My earliest memory of a train journey is of one that I did not go on. My best friend did. My darling, black beauty, wet-nosed friend, Judy. She left for Madras (now Chennai) from the New Delhi Railway Station by the G.T. Express along with my uncle and aunt one fine August day in 1970. She travelled first class. In a coupe. She had a ticket too. I did not. At 7 PM sharp, as the train rolled out, she was there at the window, snout slightly jutting out, tentative, scared. I bid her goodbye. And maybe to my aunt and uncle too (more about that later).
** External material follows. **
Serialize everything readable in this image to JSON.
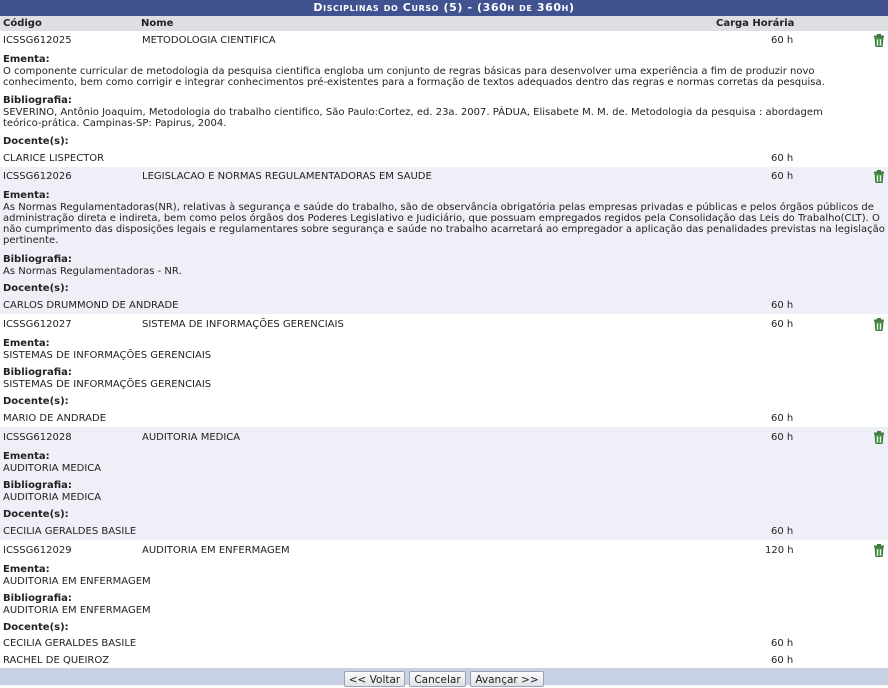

She came into my life a few years earlier though, in 1968. One of the earliest memories I have of her, is of both of us standing at a balcony of my uncle’s government quarters. She would raise her ears up, and listen for the sound of approaching vehicles. She had a chair for her to put her hind legs on. The front paws would rest securely on the cement ledge.
Family legend has it that she could hear my uncle’s scooter at least a kilometer away. She would give out a bark, and then wait till she spotted the scooter in the driveway. Wagging her tail away, she would wait at the balcony, till my uncle stepped into the stairwell, and then jump off her perch, and rush to the door to welcome him in the most delightful manner only a dog can possibly do. Day after day. Every day.
In our own 2+2 family, she bestowed the maximum love and affection on my dad. Followed by my brother, me and my mom. Err… that’s not really true. Even my mom was ahead of me. Judy just about tolerated me. My over attention, my strong affection, my puppy love – I am sure she found it rather stiffling.
I recollect playing with her in the park in front of their house. I loved stroking her from her head to her tail. On some occasions that she enjoyed this, she would roll over, and become my friend. Winter in Delhi was exercise time for her. Every few minutes, she would move from warming herself in the sun to sitting in the shade, and then back again into the sun.
Early in her life, she took care of her teething pains by chewing anything and everything in sight. Combs, socks, shoes, sofa legs, and even letters! My cousin who was studying abroad would write letters home. The postman would typically slide it under the door and leave. On more than one occasion, Judy took offence to being left alone at home by my uncle and aunt, by chewing up the cover and the letter inside, leaving them to read between the lines, literally.
We met again in the summer of 1972. In Madras. More on that in another article.